- _INPUT DATA_:
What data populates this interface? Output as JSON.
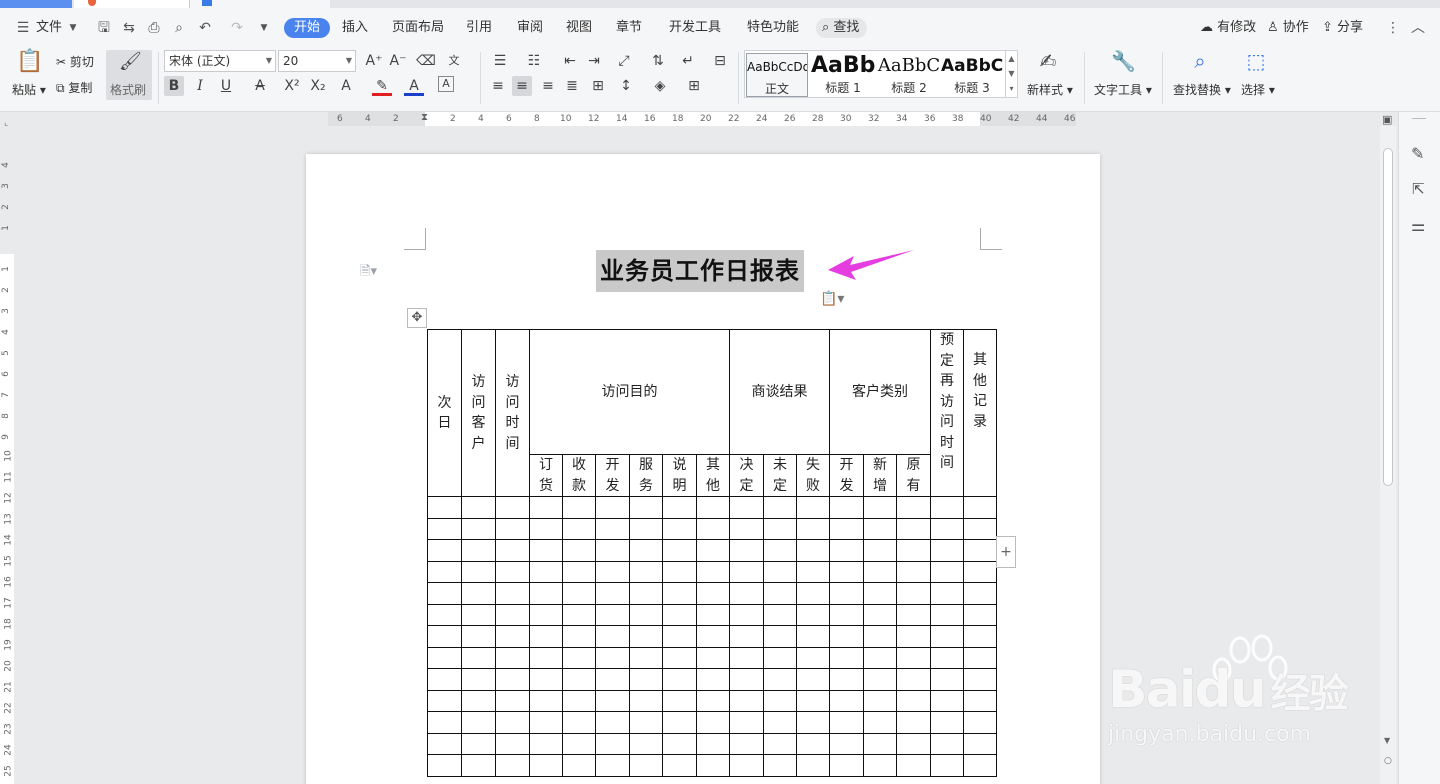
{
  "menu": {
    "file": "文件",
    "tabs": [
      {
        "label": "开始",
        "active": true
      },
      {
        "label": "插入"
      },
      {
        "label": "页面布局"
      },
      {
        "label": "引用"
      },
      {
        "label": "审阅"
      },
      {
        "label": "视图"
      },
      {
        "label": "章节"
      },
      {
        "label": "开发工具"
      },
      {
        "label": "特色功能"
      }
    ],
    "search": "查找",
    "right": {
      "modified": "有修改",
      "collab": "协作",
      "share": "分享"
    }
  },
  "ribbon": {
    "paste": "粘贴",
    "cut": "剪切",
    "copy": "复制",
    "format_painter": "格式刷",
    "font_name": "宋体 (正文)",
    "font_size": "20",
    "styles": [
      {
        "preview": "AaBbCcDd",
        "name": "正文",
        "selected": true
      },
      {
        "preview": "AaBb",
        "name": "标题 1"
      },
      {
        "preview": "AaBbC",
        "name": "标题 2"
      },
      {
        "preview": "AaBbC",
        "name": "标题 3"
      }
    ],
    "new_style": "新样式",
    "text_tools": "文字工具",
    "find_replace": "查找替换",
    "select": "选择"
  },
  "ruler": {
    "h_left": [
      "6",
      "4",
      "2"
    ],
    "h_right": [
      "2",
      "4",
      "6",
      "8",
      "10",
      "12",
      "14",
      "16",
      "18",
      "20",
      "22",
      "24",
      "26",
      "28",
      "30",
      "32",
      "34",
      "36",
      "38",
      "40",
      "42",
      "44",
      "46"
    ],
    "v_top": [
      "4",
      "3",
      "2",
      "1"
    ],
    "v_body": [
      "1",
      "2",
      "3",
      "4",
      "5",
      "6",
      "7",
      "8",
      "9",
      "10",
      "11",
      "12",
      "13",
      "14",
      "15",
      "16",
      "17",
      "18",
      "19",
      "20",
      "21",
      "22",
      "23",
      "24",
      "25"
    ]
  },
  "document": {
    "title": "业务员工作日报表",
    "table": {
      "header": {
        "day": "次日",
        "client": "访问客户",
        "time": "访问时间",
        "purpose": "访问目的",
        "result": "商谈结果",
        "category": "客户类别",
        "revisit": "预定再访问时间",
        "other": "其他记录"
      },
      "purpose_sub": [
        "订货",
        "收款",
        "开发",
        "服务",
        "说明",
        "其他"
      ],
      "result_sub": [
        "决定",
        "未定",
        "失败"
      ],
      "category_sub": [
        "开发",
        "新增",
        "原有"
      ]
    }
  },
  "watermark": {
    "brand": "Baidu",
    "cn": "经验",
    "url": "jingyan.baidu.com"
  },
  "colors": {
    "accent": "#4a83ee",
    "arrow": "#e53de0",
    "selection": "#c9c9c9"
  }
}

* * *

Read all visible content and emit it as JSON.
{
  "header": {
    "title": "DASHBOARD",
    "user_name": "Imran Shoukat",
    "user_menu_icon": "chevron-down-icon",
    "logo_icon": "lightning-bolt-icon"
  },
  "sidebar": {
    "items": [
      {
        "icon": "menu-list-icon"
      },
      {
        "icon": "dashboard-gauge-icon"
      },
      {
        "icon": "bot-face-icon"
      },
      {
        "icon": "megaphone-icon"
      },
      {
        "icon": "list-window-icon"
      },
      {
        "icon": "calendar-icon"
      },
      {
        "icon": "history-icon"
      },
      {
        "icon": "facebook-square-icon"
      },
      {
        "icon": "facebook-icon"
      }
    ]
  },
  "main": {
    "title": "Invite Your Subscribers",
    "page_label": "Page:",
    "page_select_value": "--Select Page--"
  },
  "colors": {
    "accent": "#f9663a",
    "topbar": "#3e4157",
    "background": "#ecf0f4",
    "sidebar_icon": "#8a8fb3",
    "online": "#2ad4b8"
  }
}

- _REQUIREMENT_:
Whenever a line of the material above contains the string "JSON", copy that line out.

- _YOUR SOLUTION_:
What data populates this interface? Output as JSON.
Read all visible content and emit it as JSON.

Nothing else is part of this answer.